Is China Bailing Out Russia with Unexpected Energy Purchases? – In the wake of energy sanctions levied against Russia by the United States, and after Russian President Vladimir Putin requested military assistance from China in Ukraine, reports reveal how the Chinese Communist Party may be indirectly aiding Russia through unexpected spot purchases of liquefied natural gas (LNG).
The sale of oil and gas is vital to the Russian economy, making up around half of the Kremlin’s budget. Sanctions against Russian oil and natural gas will undoubtedly hurt Russia but are also expected to hurt the European Union and the United States, too. Some 25% of Europe’s oil is imported from Russia, as well as 40% of the continent’s natural gas.
Before the United States announced sanctions on Russian energy, the idea was very much not on the cards. The Biden administration itself warned that energy sanctions on Russia may hurt the United States more than it would the Kremlin – and the Kremlin said as much, too.
China’s Indirect Assistance in Russia’s Ukraine Invasion
A surprising purchase of LNG by the Chinese Communist Party last month, however, may be a sign that President Xi Jinping is looking out for the Russian economy even if he is not officially assisting Russia’s invasion of Ukraine.
A report by Energy Voice reveals how China imported twice as much LNG from Russia in February 2022, compared to February 2021.
“The world’s second-biggest buyer of the superchilled fuel bought almost 401,000 tons from Russia in February, according to official customs data released Sunday. The increase came as total Chinese LNG imports fell 12% from a year earlier, with Russia’s share rising to 8%,” the report explains.
Despite an overall drop in Chinese LNG imports – as part of the country’s efforts to diversify its energy supply – Russia came out on top. Rising prices, that prompted an 8.7% drop in LNG imports in the first two months of this year, have apparently not deterred China from ramping up Russian purchases.
While indirect, China’s unexpected purchase may indirectly assist Russia’s invasion of Ukraine by making up for a shortfall in future sales. Whether China intends to permanently increase the share of its LNG imports from Russia, however, remains to be seen.
Foreign Cash Reserve Moves?

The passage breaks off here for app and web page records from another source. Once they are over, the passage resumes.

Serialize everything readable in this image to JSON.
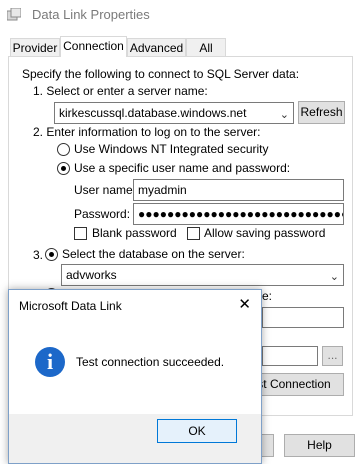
{
  "window": {
    "title": "Data Link Properties"
  },
  "tabs": [
    {
      "label": "Provider"
    },
    {
      "label": "Connection"
    },
    {
      "label": "Advanced"
    },
    {
      "label": "All"
    }
  ],
  "connection": {
    "intro": "Specify the following to connect to SQL Server data:",
    "step1_label": "1. Select or enter a server name:",
    "server_value": "kirkescussql.database.windows.net",
    "refresh_label": "Refresh",
    "step2_label": "2. Enter information to log on to the server:",
    "option_integrated": "Use Windows NT Integrated security",
    "option_specific": "Use a specific user name and password:",
    "username_label": "User name:",
    "username_value": "myadmin",
    "password_label": "Password:",
    "password_value": "●●●●●●●●●●●●●●●●●●●●●●●●●●●●●●●●●●●",
    "blank_password_label": "Blank password",
    "allow_saving_label": "Allow saving password",
    "step3_label": "3.",
    "select_db_label": "Select the database on the server:",
    "database_value": "advworks",
    "partial_label_fragment": "e:",
    "test_connection_fragment": "st Connection",
    "browse_label": "..."
  },
  "footer": {
    "help_label": "Help"
  },
  "dialog": {
    "title": "Microsoft Data Link",
    "message": "Test connection succeeded.",
    "ok_label": "OK",
    "close_glyph": "✕",
    "info_glyph": "i"
  },
  "colors": {
    "dialog_border": "#7ea0c8",
    "info_blue": "#1c68c9",
    "ok_border": "#0078d7"
  }
}
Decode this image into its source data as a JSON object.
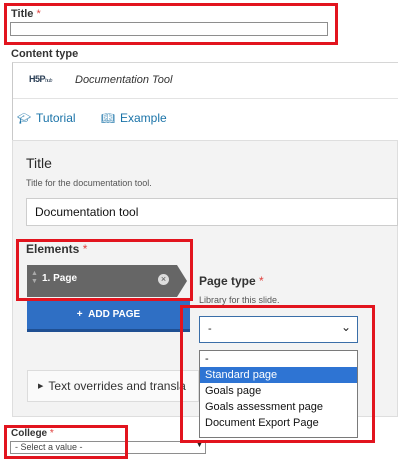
{
  "title_field": {
    "label": "Title",
    "required_mark": "*",
    "value": ""
  },
  "content_type": {
    "label": "Content type",
    "logo_text": "H5P",
    "logo_sub": "hub",
    "tool_name": "Documentation Tool",
    "links": [
      {
        "icon": "graduation-cap-icon",
        "label": "Tutorial"
      },
      {
        "icon": "book-icon",
        "label": "Example"
      }
    ]
  },
  "editor": {
    "title_label": "Title",
    "title_desc": "Title for the documentation tool.",
    "title_value": "Documentation tool",
    "elements_label": "Elements",
    "required_mark": "*",
    "page_tab": "1. Page",
    "add_page": "ADD PAGE",
    "page_type": {
      "label": "Page type",
      "desc": "Library for this slide.",
      "selected": "-",
      "options": [
        "-",
        "Standard page",
        "Goals page",
        "Goals assessment page",
        "Document Export Page"
      ],
      "highlighted": "Standard page"
    },
    "overrides": "Text overrides and transla"
  },
  "college": {
    "label": "College",
    "required_mark": "*",
    "value": "- Select a value -"
  },
  "colors": {
    "highlight": "#e2141e",
    "accent": "#2f6fc4",
    "selected_option": "#2e74d3"
  }
}
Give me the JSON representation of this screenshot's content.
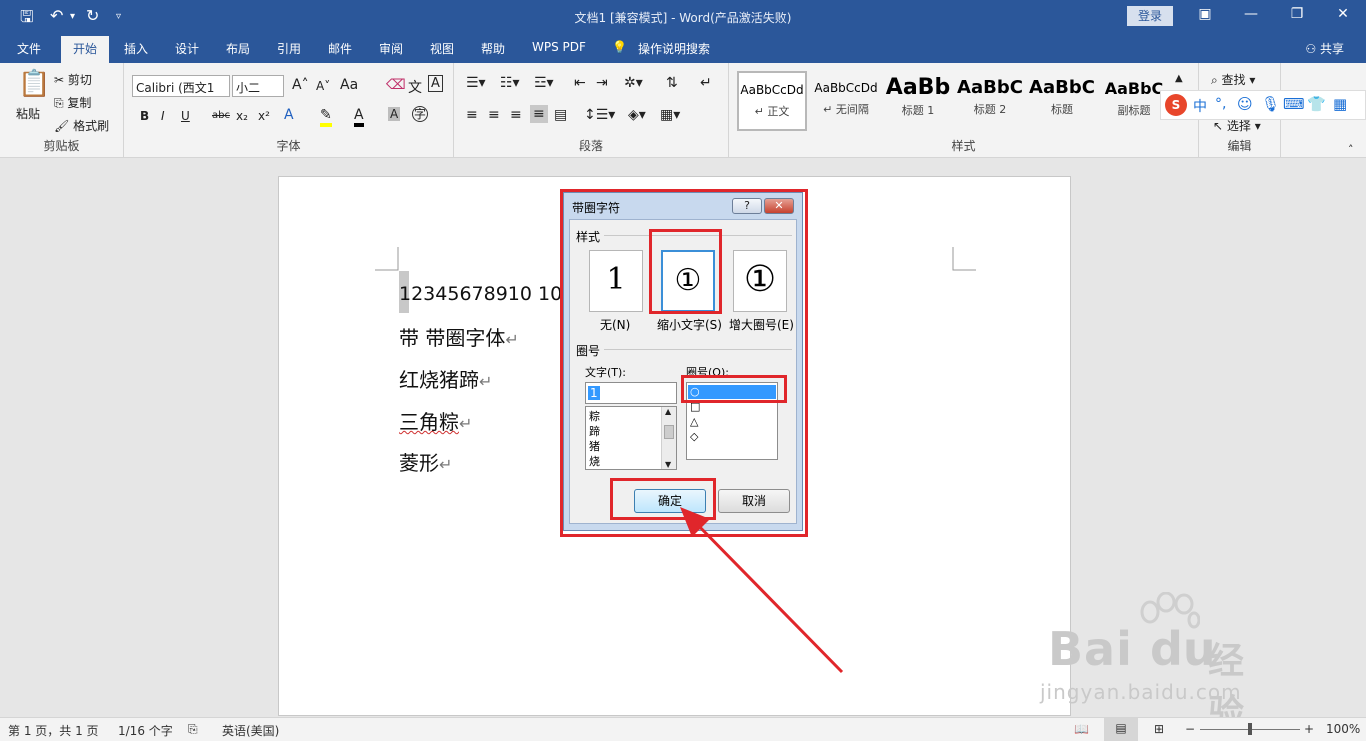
{
  "titlebar": {
    "title": "文档1 [兼容模式] - Word(产品激活失败)",
    "login": "登录"
  },
  "tabs": [
    "文件",
    "开始",
    "插入",
    "设计",
    "布局",
    "引用",
    "邮件",
    "审阅",
    "视图",
    "帮助",
    "WPS PDF",
    "操作说明搜索"
  ],
  "share": "共享",
  "clipboard": {
    "paste": "粘贴",
    "cut": "剪切",
    "copy": "复制",
    "format_painter": "格式刷",
    "label": "剪贴板"
  },
  "font": {
    "family": "Calibri (西文1",
    "size": "小二",
    "label": "字体",
    "aa": "Aa",
    "bold": "B",
    "italic": "I",
    "underline": "U",
    "strike": "abc",
    "sub": "x₂",
    "sup": "x²",
    "wen": "文",
    "a_box": "A",
    "zi": "字"
  },
  "paragraph": {
    "label": "段落"
  },
  "styles": {
    "label": "样式",
    "items": [
      {
        "preview": "AaBbCcDd",
        "name": "↵ 正文"
      },
      {
        "preview": "AaBbCcDd",
        "name": "↵ 无间隔"
      },
      {
        "preview": "AaBb",
        "name": "标题 1"
      },
      {
        "preview": "AaBbC",
        "name": "标题 2"
      },
      {
        "preview": "AaBbC",
        "name": "标题"
      },
      {
        "preview": "AaBbC",
        "name": "副标题"
      }
    ]
  },
  "editing": {
    "find": "查找",
    "select": "选择",
    "label": "编辑"
  },
  "ime": {
    "zh": "中"
  },
  "document": {
    "lines": [
      "12345678910 10",
      "带  带圈字体",
      "红烧猪蹄",
      "三角粽",
      "菱形"
    ]
  },
  "dialog": {
    "title": "带圈字符",
    "help": "?",
    "close": "✕",
    "style_section": "样式",
    "options": [
      {
        "glyph": "1",
        "label": "无(N)"
      },
      {
        "glyph": "①",
        "label": "缩小文字(S)"
      },
      {
        "glyph": "①",
        "label": "增大圈号(E)"
      }
    ],
    "circle_section": "圈号",
    "text_label": "文字(T):",
    "text_value": "1",
    "text_list": [
      "粽",
      "蹄",
      "猪",
      "烧"
    ],
    "circle_label": "圈号(O):",
    "circle_list": [
      "○",
      "□",
      "△",
      "◇"
    ],
    "ok": "确定",
    "cancel": "取消"
  },
  "status": {
    "page": "第 1 页，共 1 页",
    "words": "1/16 个字",
    "lang": "英语(美国)",
    "zoom": "100%",
    "minus": "−",
    "plus": "+"
  },
  "watermark": {
    "brand": "Bai",
    "du": "du",
    "jy": "经验",
    "url": "jingyan.baidu.com"
  }
}
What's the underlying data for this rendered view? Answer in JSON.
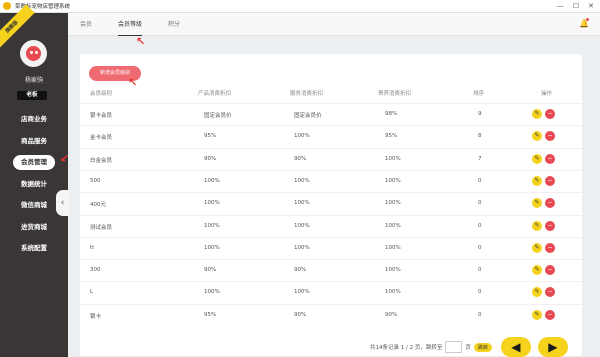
{
  "window": {
    "title": "菜歌标宠物店管理系统"
  },
  "sidebar": {
    "ribbon": "旗舰版",
    "username": "杨家驹",
    "role": "老板",
    "items": [
      {
        "label": "店商业务"
      },
      {
        "label": "商品服务"
      },
      {
        "label": "会员管理"
      },
      {
        "label": "数据统计"
      },
      {
        "label": "微信商城"
      },
      {
        "label": "进货商城"
      },
      {
        "label": "系统配置"
      }
    ]
  },
  "tabs": [
    {
      "label": "会员"
    },
    {
      "label": "会员等级"
    },
    {
      "label": "积分"
    }
  ],
  "main": {
    "add_button": "新增会员级别",
    "headers": [
      "会员级别",
      "产品消费折扣",
      "服务消费折扣",
      "寄养消费折扣",
      "排序",
      "操作"
    ],
    "rows": [
      [
        "银卡会员",
        "固定会员价",
        "固定会员价",
        "98%",
        "9"
      ],
      [
        "金卡会员",
        "95%",
        "100%",
        "95%",
        "8"
      ],
      [
        "白金会员",
        "90%",
        "90%",
        "100%",
        "7"
      ],
      [
        "500",
        "100%",
        "100%",
        "100%",
        "0"
      ],
      [
        "400元",
        "100%",
        "100%",
        "100%",
        "0"
      ],
      [
        "测试会员",
        "100%",
        "100%",
        "100%",
        "0"
      ],
      [
        "tt",
        "100%",
        "100%",
        "100%",
        "0"
      ],
      [
        "300",
        "90%",
        "90%",
        "100%",
        "0"
      ],
      [
        "L",
        "100%",
        "100%",
        "100%",
        "0"
      ],
      [
        "银卡",
        "95%",
        "90%",
        "90%",
        "0"
      ]
    ],
    "pagination": {
      "summary": "共14条记录 1 / 2 页，跳转至",
      "page_suffix": "页",
      "go": "跳转",
      "prev": "◀",
      "next": "▶"
    }
  },
  "colors": {
    "accent_yellow": "#f5d21c",
    "accent_red": "#e84a52",
    "sidebar_bg": "#3a3635"
  }
}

Following the financial sanctions levied against Russia, President Vladimir Putin has been largely unable to access the $630 billion in foreign cash reserves that have been gradually built since sanctions were placed on Russia in 2014 in the wake of the annexation of Ukraine.

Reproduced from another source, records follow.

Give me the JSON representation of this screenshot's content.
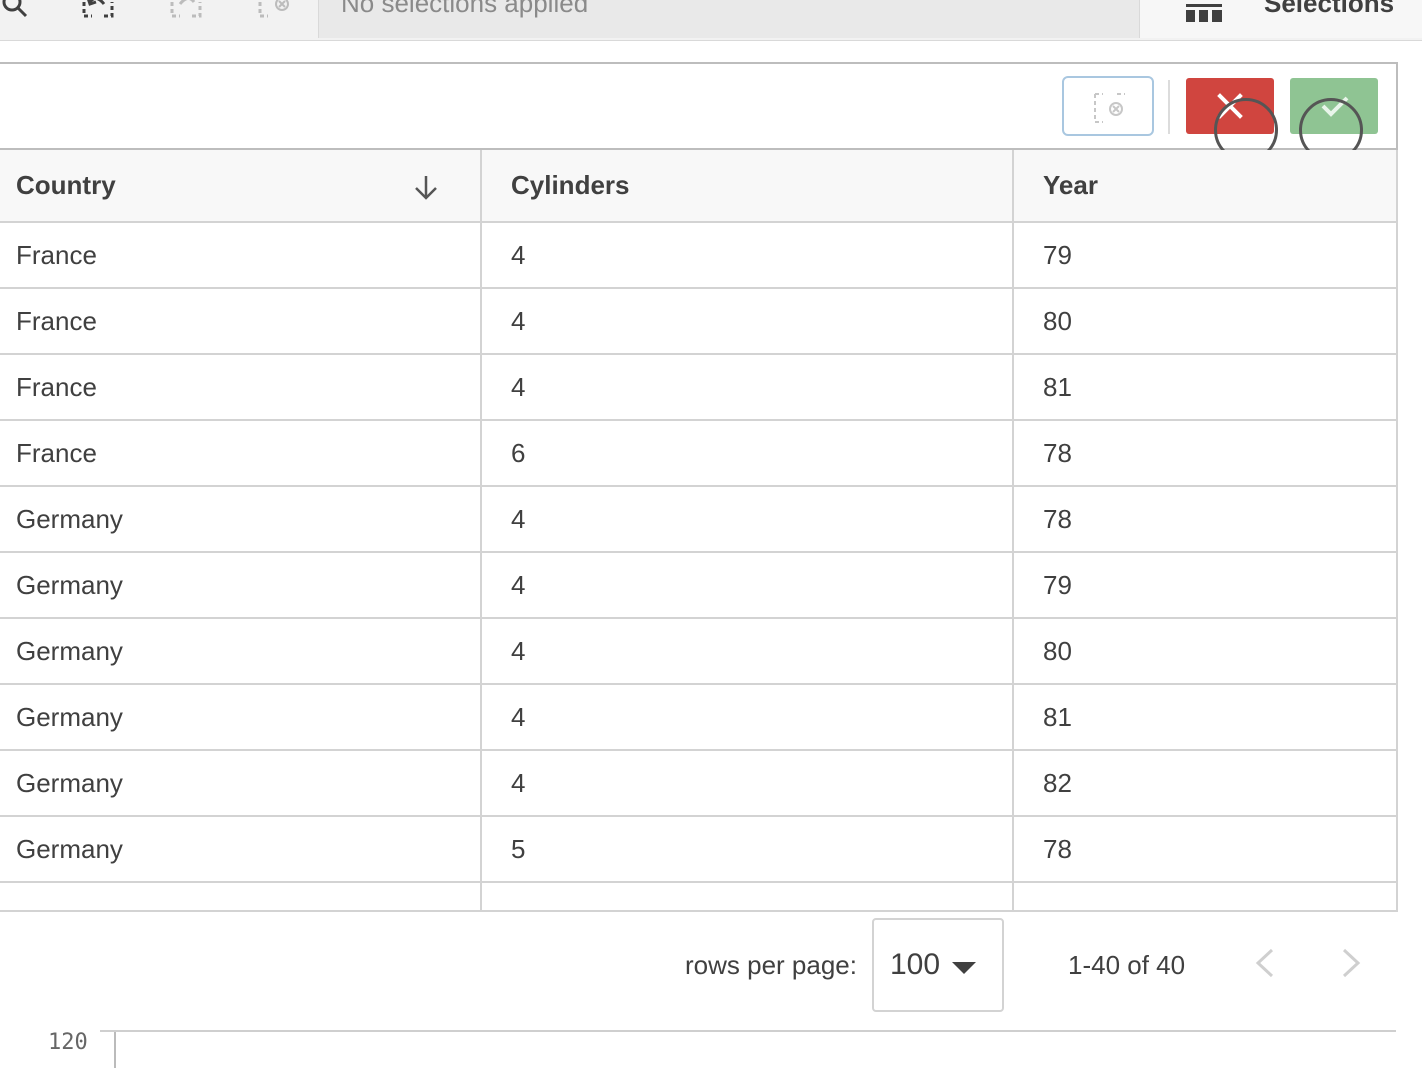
{
  "toolbar": {
    "selections_placeholder": "No selections applied",
    "selections_panel_label": "Selections",
    "icons": [
      "search-icon",
      "step-back-icon",
      "step-forward-icon",
      "clear-selections-icon",
      "grid-icon"
    ]
  },
  "selection_tool": {
    "icons": [
      "clear-selection-icon",
      "cancel-icon",
      "confirm-icon"
    ],
    "colors": {
      "cancel": "#d0453f",
      "confirm": "#8fc493",
      "clear_border": "#a9c7e0"
    }
  },
  "table": {
    "columns": [
      "Country",
      "Cylinders",
      "Year"
    ],
    "sort_icon": "arrow-down-icon",
    "rows": [
      [
        "France",
        "4",
        "79"
      ],
      [
        "France",
        "4",
        "80"
      ],
      [
        "France",
        "4",
        "81"
      ],
      [
        "France",
        "6",
        "78"
      ],
      [
        "Germany",
        "4",
        "78"
      ],
      [
        "Germany",
        "4",
        "79"
      ],
      [
        "Germany",
        "4",
        "80"
      ],
      [
        "Germany",
        "4",
        "81"
      ],
      [
        "Germany",
        "4",
        "82"
      ],
      [
        "Germany",
        "5",
        "78"
      ]
    ]
  },
  "pagination": {
    "rows_per_page_label": "rows per page:",
    "rows_per_page_value": "100",
    "range_text": "1-40 of 40",
    "prev_icon": "chevron-left-icon",
    "next_icon": "chevron-right-icon"
  },
  "axis": {
    "tick_label": "120"
  }
}
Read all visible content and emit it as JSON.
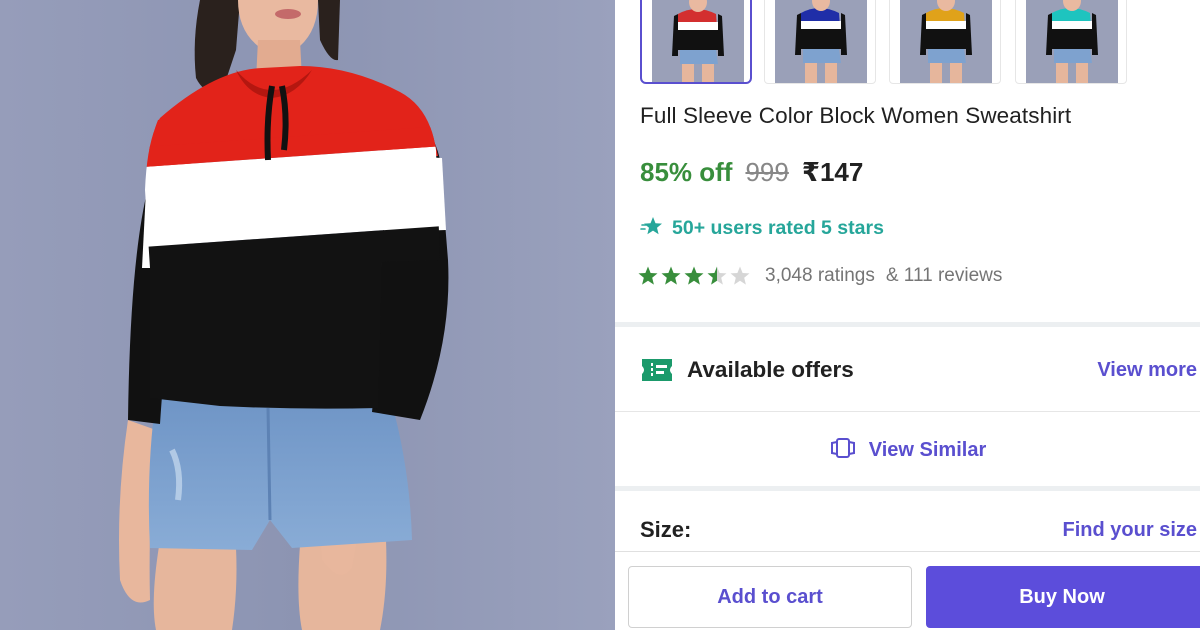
{
  "product": {
    "title": "Full Sleeve Color Block Women Sweatshirt",
    "discount": "85% off",
    "mrp": "999",
    "price": "₹147",
    "highlight": "50+ users rated 5 stars",
    "rating_value": 3.5,
    "rating_max": 5,
    "ratings_count": "3,048 ratings",
    "reviews_count": "& 111 reviews"
  },
  "thumbnails": [
    {
      "color": "#d32f2f",
      "selected": true
    },
    {
      "color": "#1f2ea8",
      "selected": false
    },
    {
      "color": "#e0a21a",
      "selected": false
    },
    {
      "color": "#1ec4bf",
      "selected": false
    }
  ],
  "offers": {
    "label": "Available offers",
    "link": "View more"
  },
  "similar": {
    "label": "View Similar"
  },
  "size": {
    "label": "Size:",
    "link": "Find your size"
  },
  "actions": {
    "add_to_cart": "Add to cart",
    "buy_now": "Buy Now"
  },
  "colors": {
    "accent": "#5a4fcf",
    "buy_button": "#5c4ddb",
    "discount_green": "#388e3c",
    "rating_green": "#388e3c",
    "highlight_teal": "#26a69a",
    "hero_background": "#8e96b4"
  },
  "icons": {
    "highlight": "sparkle-star-icon",
    "offers": "ticket-icon",
    "similar": "view-similar-icon"
  }
}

Both the United States and European Union took decisions that would block Russia’s access to the funds, removing Russia from the SWIFT banking system and sanctioning its major banks. However, a report by Foreign Affairs suggests that tens of billions of dollars in reserve assets may have already been stashed away by Russia in offshore accounts.
“We see indications, in fact, that across two different periods—one in mid-2018 and the other late last year, as Russia built up troops on the Ukrainian border—Russia may have secluded up to $80 billion in Treasury securities offshore. Russia’s total offshore dollar holdings, of course, could be higher still. And there are signs, too, that Russia may have moved some of its dollars with help from a foreign government,” the report says.
The piece argues that China is the most likely country to have helped Russia stash Treasuries in offshore accounts, citing data that shows China holding 14.2% of Russia’s foreign reserves – the largest share out of any country.
Jack Buckby is a British author, counter-extremism researcher, and journalist based in New York. Reporting on the U.K., Europe, and the U.S., he works to analyze and understand left-wing and right-wing radicalization, and reports on Western governments’ approaches to the pressing issues of today. His books and research papers explore these themes and propose pragmatic solutions to our increasingly polarized society.